WHAT TO PRODUCE: Read the listing below and copy out each line where the word "this" occurs.

PROVIDED ENTRIES:
*** Block opens ***

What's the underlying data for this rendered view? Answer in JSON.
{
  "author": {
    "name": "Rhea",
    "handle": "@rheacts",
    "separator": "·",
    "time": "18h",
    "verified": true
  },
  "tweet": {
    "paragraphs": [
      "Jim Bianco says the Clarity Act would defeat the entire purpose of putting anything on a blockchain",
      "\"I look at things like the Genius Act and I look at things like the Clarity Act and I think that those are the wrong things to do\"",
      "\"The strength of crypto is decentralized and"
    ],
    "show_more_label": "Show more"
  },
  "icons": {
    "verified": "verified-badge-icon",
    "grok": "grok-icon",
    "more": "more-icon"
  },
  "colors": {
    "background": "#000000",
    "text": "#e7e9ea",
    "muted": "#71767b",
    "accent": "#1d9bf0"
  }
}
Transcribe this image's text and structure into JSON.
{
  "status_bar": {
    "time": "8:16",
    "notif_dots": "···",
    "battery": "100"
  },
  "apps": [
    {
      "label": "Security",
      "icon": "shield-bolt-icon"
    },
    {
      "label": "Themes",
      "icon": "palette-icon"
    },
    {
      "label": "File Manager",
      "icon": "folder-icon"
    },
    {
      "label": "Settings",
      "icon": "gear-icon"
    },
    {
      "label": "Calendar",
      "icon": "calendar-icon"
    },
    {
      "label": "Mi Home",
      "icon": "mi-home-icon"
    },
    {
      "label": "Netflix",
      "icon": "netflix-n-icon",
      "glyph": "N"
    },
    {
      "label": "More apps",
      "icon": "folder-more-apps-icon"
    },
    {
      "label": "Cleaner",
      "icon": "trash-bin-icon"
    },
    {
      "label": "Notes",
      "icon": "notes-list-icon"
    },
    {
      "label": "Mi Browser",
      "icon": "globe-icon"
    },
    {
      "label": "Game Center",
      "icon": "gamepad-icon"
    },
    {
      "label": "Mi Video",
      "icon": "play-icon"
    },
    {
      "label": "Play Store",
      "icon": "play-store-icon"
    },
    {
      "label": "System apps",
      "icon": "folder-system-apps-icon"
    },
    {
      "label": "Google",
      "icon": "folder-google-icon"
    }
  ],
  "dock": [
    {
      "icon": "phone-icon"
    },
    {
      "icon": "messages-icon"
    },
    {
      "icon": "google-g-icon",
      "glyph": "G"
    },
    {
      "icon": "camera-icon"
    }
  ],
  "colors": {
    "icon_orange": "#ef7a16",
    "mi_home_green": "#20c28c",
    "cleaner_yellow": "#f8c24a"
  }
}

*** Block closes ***

SOLUTION TO THE EXERCISE:
What's the underlying data for this rendered view? Answer in JSON.
Transcribe this image's text and structure into JSON.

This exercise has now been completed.